The Marina is fed by ground water. To prevent overflow, roughly three million gallons are pumped out and into the Truckee River every day. Ground water has no oxygen and tends to sit at the bottom of the lake. However, temperature changes can cause it to mix with oxygenated water up top. This depletes the oxygen in the lake and suffocates sensitive fish.
“The fish don’t have enough oxygen in order to survive and thrive and when that oxygen depletion happens, the fish do not survive that event.”
That’s Chris Healy from the Nevada Department of Wildlife. He says events like this, called turn-overs, are actually pretty common. The Sparks Marina turned-over in 2013 and 2014 making headlines and causing thousands of fish die. Healy says they had a pretty good theory as to why this happened the first time. 2013 was an extra cold winter and a lack of wind meant the Marina didn’t get a lot of wave action, which can oxygenate the water. This created perfect turn-over conditions. And their theory stuck until it happened again and…
“…we did not have those same circumstances. It sent the Department of Wildlife and the City of Sparks to the drawing board again saying what really has gone on?”
Devices have been set up in the Marina to track water temperature and oxygen every five meters. Data will be collected over the next couple of years to try to solve this mystery. Healy says that their readings always show that water quality and health is very high. This should help build local confidence in the lake, which is slowly seeing a revival in development. Along the walking path is a giant free-standing parking structure that’s been sitting like an eyesore on the Marina since the recession.
“The parking garage you see today will be wrapped with multi-family homes and we think that project will get underway early next year…It’ll be kind of neat. You’ll drive into the parking garage, park on your level, get out of your car and walk in your front door.”
That’s John Martini from the city again. He says more than 100 condos will finally be built and the project should take about a year and half to complete. As for future business development, Lisa G. says her success is due to community support and perseverance.
“The other restaurants and stuff that have been here, a lot of times they’ll close when it’s slow. I think you just have to be here and be present.”
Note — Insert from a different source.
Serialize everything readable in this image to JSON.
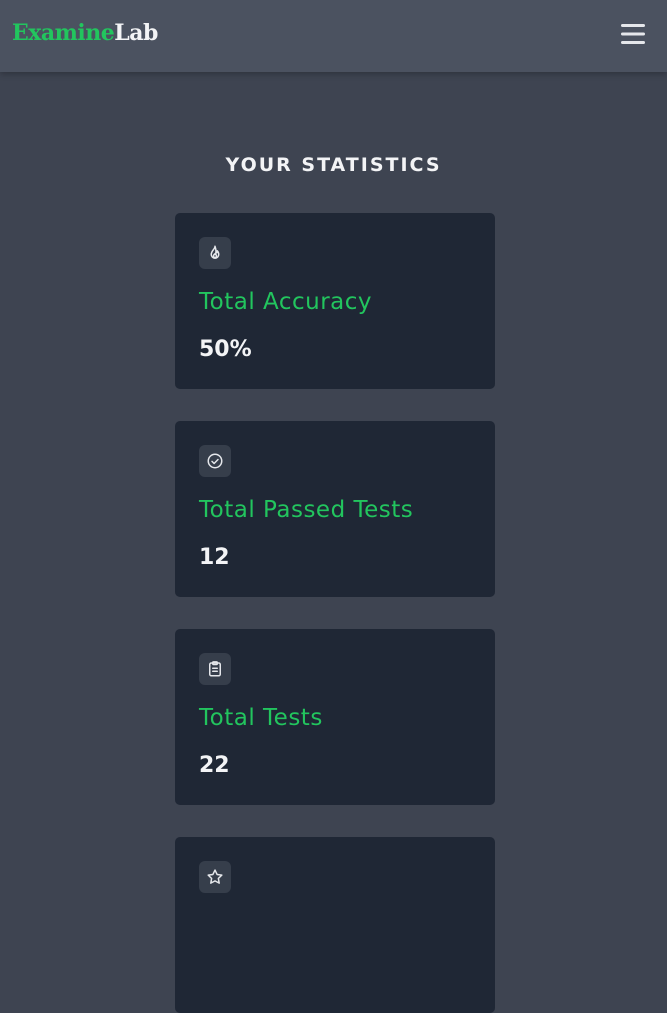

She says even in the dead of winter she’s out paddling around the lake. So, a word of advice to other businesses from the Mayor of the Sparks Marina, stay open and tough it out.